WORK REQUIRED –
Keep the pictures out. Restate the entries below word for word.

EXERCISE INPUT –
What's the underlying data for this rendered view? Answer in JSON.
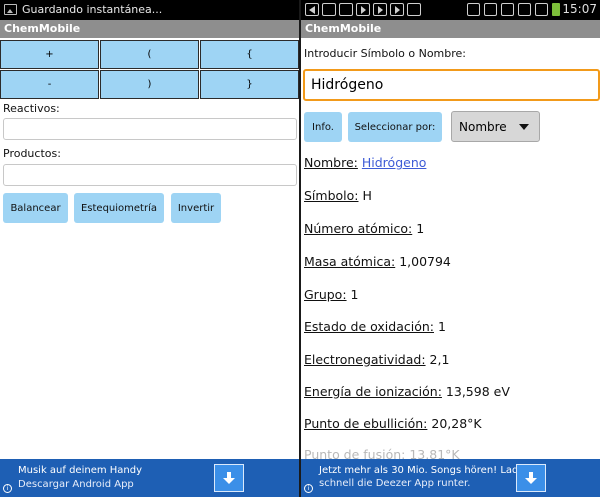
{
  "left": {
    "status_text": "Guardando instantánea...",
    "app_title": "ChemMobile",
    "operators": [
      "+",
      "(",
      "{",
      "-",
      ")",
      "}"
    ],
    "reactivos_label": "Reactivos:",
    "productos_label": "Productos:",
    "reactivos_value": "",
    "productos_value": "",
    "buttons": {
      "balancear": "Balancear",
      "estequiometria": "Estequiometría",
      "invertir": "Invertir"
    },
    "ad": {
      "title": "Musik auf deinem Handy",
      "subtitle": "Descargar Android App",
      "info": "i"
    }
  },
  "right": {
    "app_title": "ChemMobile",
    "clock": "15:07",
    "prompt": "Introducir Símbolo o Nombre:",
    "search_value": "Hidrógeno",
    "info_button": "Info.",
    "select_by_button": "Seleccionar por:",
    "select_value": "Nombre",
    "properties": [
      {
        "key": "Nombre:",
        "value": "Hidrógeno"
      },
      {
        "key": "Símbolo:",
        "value": "H"
      },
      {
        "key": "Número atómico:",
        "value": "1"
      },
      {
        "key": "Masa atómica:",
        "value": "1,00794"
      },
      {
        "key": "Grupo:",
        "value": "1"
      },
      {
        "key": "Estado de oxidación:",
        "value": "1"
      },
      {
        "key": "Electronegatividad:",
        "value": "2,1"
      },
      {
        "key": "Energía de ionización:",
        "value": "13,598 eV"
      },
      {
        "key": "Punto de ebullición:",
        "value": "20,28°K"
      },
      {
        "key": "Punto de fusión:",
        "value": "13,81°K"
      }
    ],
    "ad": {
      "line1": "Jetzt mehr als 30 Mio. Songs hören! Lade",
      "line2": "schnell die Deezer App runter.",
      "info": "i"
    }
  },
  "colors": {
    "button": "#9ed4f4",
    "focus_border": "#f29a1a",
    "link": "#3d5bd6",
    "ad_background": "#1e5fb4",
    "title_bar": "#8e8e8e"
  }
}
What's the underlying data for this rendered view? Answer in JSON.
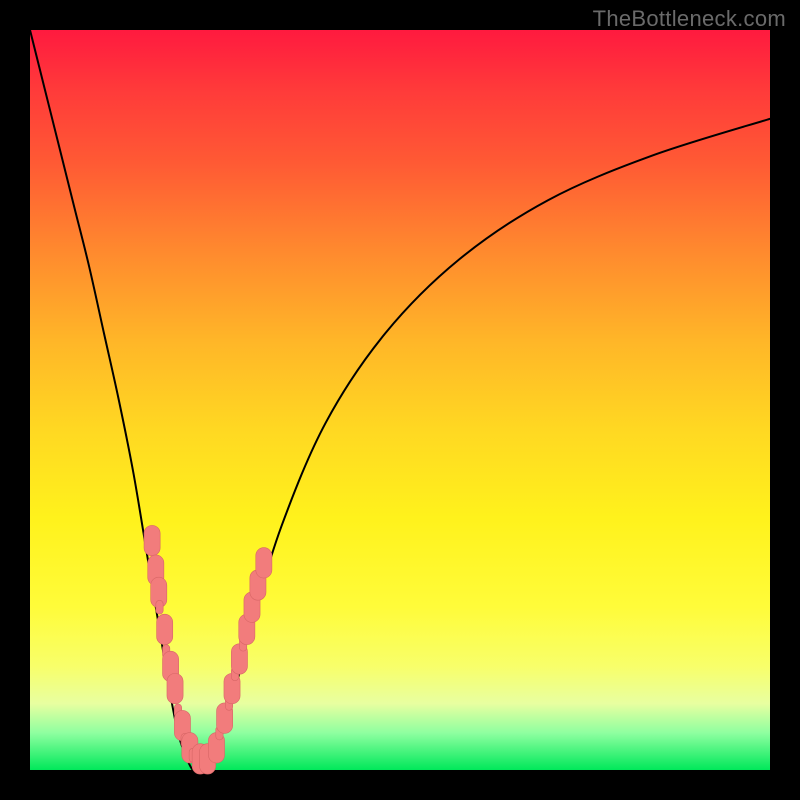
{
  "watermark": "TheBottleneck.com",
  "colors": {
    "frame": "#000000",
    "marker_fill": "#f27c7c",
    "marker_stroke": "#d86666",
    "curve": "#000000"
  },
  "chart_data": {
    "type": "line",
    "title": "",
    "xlabel": "",
    "ylabel": "",
    "xlim": [
      0,
      100
    ],
    "ylim": [
      0,
      100
    ],
    "grid": false,
    "legend": false,
    "series": [
      {
        "name": "left-curve",
        "x": [
          0,
          2,
          4,
          6,
          8,
          10,
          12,
          14,
          16,
          18,
          19,
          20,
          21,
          22,
          23
        ],
        "y": [
          100,
          92,
          84,
          76,
          68,
          59,
          50,
          40,
          28,
          16,
          10,
          5,
          2,
          0,
          0
        ]
      },
      {
        "name": "right-curve",
        "x": [
          24,
          26,
          28,
          30,
          34,
          40,
          48,
          58,
          70,
          84,
          100
        ],
        "y": [
          0,
          5,
          12,
          20,
          33,
          47,
          59,
          69,
          77,
          83,
          88
        ]
      }
    ],
    "markers": {
      "name": "pink-markers",
      "points": [
        {
          "x": 16.5,
          "y": 31,
          "r": 2.2
        },
        {
          "x": 17.0,
          "y": 27,
          "r": 2.2
        },
        {
          "x": 17.4,
          "y": 24,
          "r": 2.2
        },
        {
          "x": 17.5,
          "y": 22,
          "r": 1.0
        },
        {
          "x": 18.2,
          "y": 19,
          "r": 2.2
        },
        {
          "x": 18.4,
          "y": 16,
          "r": 1.0
        },
        {
          "x": 19.0,
          "y": 14,
          "r": 2.2
        },
        {
          "x": 19.6,
          "y": 11,
          "r": 2.2
        },
        {
          "x": 20.0,
          "y": 8,
          "r": 1.0
        },
        {
          "x": 20.6,
          "y": 6,
          "r": 2.2
        },
        {
          "x": 20.9,
          "y": 4,
          "r": 1.0
        },
        {
          "x": 21.6,
          "y": 3,
          "r": 2.2
        },
        {
          "x": 22.0,
          "y": 2,
          "r": 1.0
        },
        {
          "x": 23.0,
          "y": 1.5,
          "r": 2.2
        },
        {
          "x": 24.0,
          "y": 1.5,
          "r": 2.2
        },
        {
          "x": 25.2,
          "y": 3,
          "r": 2.2
        },
        {
          "x": 25.6,
          "y": 5,
          "r": 1.0
        },
        {
          "x": 26.3,
          "y": 7,
          "r": 2.2
        },
        {
          "x": 26.9,
          "y": 9,
          "r": 1.0
        },
        {
          "x": 27.3,
          "y": 11,
          "r": 2.2
        },
        {
          "x": 27.7,
          "y": 13,
          "r": 1.0
        },
        {
          "x": 28.3,
          "y": 15,
          "r": 2.2
        },
        {
          "x": 28.8,
          "y": 17,
          "r": 1.0
        },
        {
          "x": 29.3,
          "y": 19,
          "r": 2.2
        },
        {
          "x": 30.0,
          "y": 22,
          "r": 2.2
        },
        {
          "x": 30.8,
          "y": 25,
          "r": 2.2
        },
        {
          "x": 31.6,
          "y": 28,
          "r": 2.2
        }
      ]
    }
  }
}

SOLVED PROBLEM –
What's the underlying data for this rendered view? Answer in JSON.
{
  "left": {
    "status_text": "Guardando instantánea...",
    "app_title": "ChemMobile",
    "operators": [
      "+",
      "(",
      "{",
      "-",
      ")",
      "}"
    ],
    "reactivos_label": "Reactivos:",
    "productos_label": "Productos:",
    "reactivos_value": "",
    "productos_value": "",
    "buttons": {
      "balancear": "Balancear",
      "estequiometria": "Estequiometría",
      "invertir": "Invertir"
    },
    "ad": {
      "title": "Musik auf deinem Handy",
      "subtitle": "Descargar Android App",
      "info": "i"
    }
  },
  "right": {
    "app_title": "ChemMobile",
    "clock": "15:07",
    "prompt": "Introducir Símbolo o Nombre:",
    "search_value": "Hidrógeno",
    "info_button": "Info.",
    "select_by_button": "Seleccionar por:",
    "select_value": "Nombre",
    "properties": [
      {
        "key": "Nombre:",
        "value": "Hidrógeno"
      },
      {
        "key": "Símbolo:",
        "value": "H"
      },
      {
        "key": "Número atómico:",
        "value": "1"
      },
      {
        "key": "Masa atómica:",
        "value": "1,00794"
      },
      {
        "key": "Grupo:",
        "value": "1"
      },
      {
        "key": "Estado de oxidación:",
        "value": "1"
      },
      {
        "key": "Electronegatividad:",
        "value": "2,1"
      },
      {
        "key": "Energía de ionización:",
        "value": "13,598 eV"
      },
      {
        "key": "Punto de ebullición:",
        "value": "20,28°K"
      },
      {
        "key": "Punto de fusión:",
        "value": "13,81°K"
      }
    ],
    "ad": {
      "line1": "Jetzt mehr als 30 Mio. Songs hören! Lade",
      "line2": "schnell die Deezer App runter.",
      "info": "i"
    }
  },
  "colors": {
    "button": "#9ed4f4",
    "focus_border": "#f29a1a",
    "link": "#3d5bd6",
    "ad_background": "#1e5fb4",
    "title_bar": "#8e8e8e"
  }
}
What's the underlying data for this rendered view? Answer in JSON.
{
  "watermark": "TheBottleneck.com",
  "colors": {
    "frame": "#000000",
    "marker_fill": "#f27c7c",
    "marker_stroke": "#d86666",
    "curve": "#000000"
  },
  "chart_data": {
    "type": "line",
    "title": "",
    "xlabel": "",
    "ylabel": "",
    "xlim": [
      0,
      100
    ],
    "ylim": [
      0,
      100
    ],
    "grid": false,
    "legend": false,
    "series": [
      {
        "name": "left-curve",
        "x": [
          0,
          2,
          4,
          6,
          8,
          10,
          12,
          14,
          16,
          18,
          19,
          20,
          21,
          22,
          23
        ],
        "y": [
          100,
          92,
          84,
          76,
          68,
          59,
          50,
          40,
          28,
          16,
          10,
          5,
          2,
          0,
          0
        ]
      },
      {
        "name": "right-curve",
        "x": [
          24,
          26,
          28,
          30,
          34,
          40,
          48,
          58,
          70,
          84,
          100
        ],
        "y": [
          0,
          5,
          12,
          20,
          33,
          47,
          59,
          69,
          77,
          83,
          88
        ]
      }
    ],
    "markers": {
      "name": "pink-markers",
      "points": [
        {
          "x": 16.5,
          "y": 31,
          "r": 2.2
        },
        {
          "x": 17.0,
          "y": 27,
          "r": 2.2
        },
        {
          "x": 17.4,
          "y": 24,
          "r": 2.2
        },
        {
          "x": 17.5,
          "y": 22,
          "r": 1.0
        },
        {
          "x": 18.2,
          "y": 19,
          "r": 2.2
        },
        {
          "x": 18.4,
          "y": 16,
          "r": 1.0
        },
        {
          "x": 19.0,
          "y": 14,
          "r": 2.2
        },
        {
          "x": 19.6,
          "y": 11,
          "r": 2.2
        },
        {
          "x": 20.0,
          "y": 8,
          "r": 1.0
        },
        {
          "x": 20.6,
          "y": 6,
          "r": 2.2
        },
        {
          "x": 20.9,
          "y": 4,
          "r": 1.0
        },
        {
          "x": 21.6,
          "y": 3,
          "r": 2.2
        },
        {
          "x": 22.0,
          "y": 2,
          "r": 1.0
        },
        {
          "x": 23.0,
          "y": 1.5,
          "r": 2.2
        },
        {
          "x": 24.0,
          "y": 1.5,
          "r": 2.2
        },
        {
          "x": 25.2,
          "y": 3,
          "r": 2.2
        },
        {
          "x": 25.6,
          "y": 5,
          "r": 1.0
        },
        {
          "x": 26.3,
          "y": 7,
          "r": 2.2
        },
        {
          "x": 26.9,
          "y": 9,
          "r": 1.0
        },
        {
          "x": 27.3,
          "y": 11,
          "r": 2.2
        },
        {
          "x": 27.7,
          "y": 13,
          "r": 1.0
        },
        {
          "x": 28.3,
          "y": 15,
          "r": 2.2
        },
        {
          "x": 28.8,
          "y": 17,
          "r": 1.0
        },
        {
          "x": 29.3,
          "y": 19,
          "r": 2.2
        },
        {
          "x": 30.0,
          "y": 22,
          "r": 2.2
        },
        {
          "x": 30.8,
          "y": 25,
          "r": 2.2
        },
        {
          "x": 31.6,
          "y": 28,
          "r": 2.2
        }
      ]
    }
  }
}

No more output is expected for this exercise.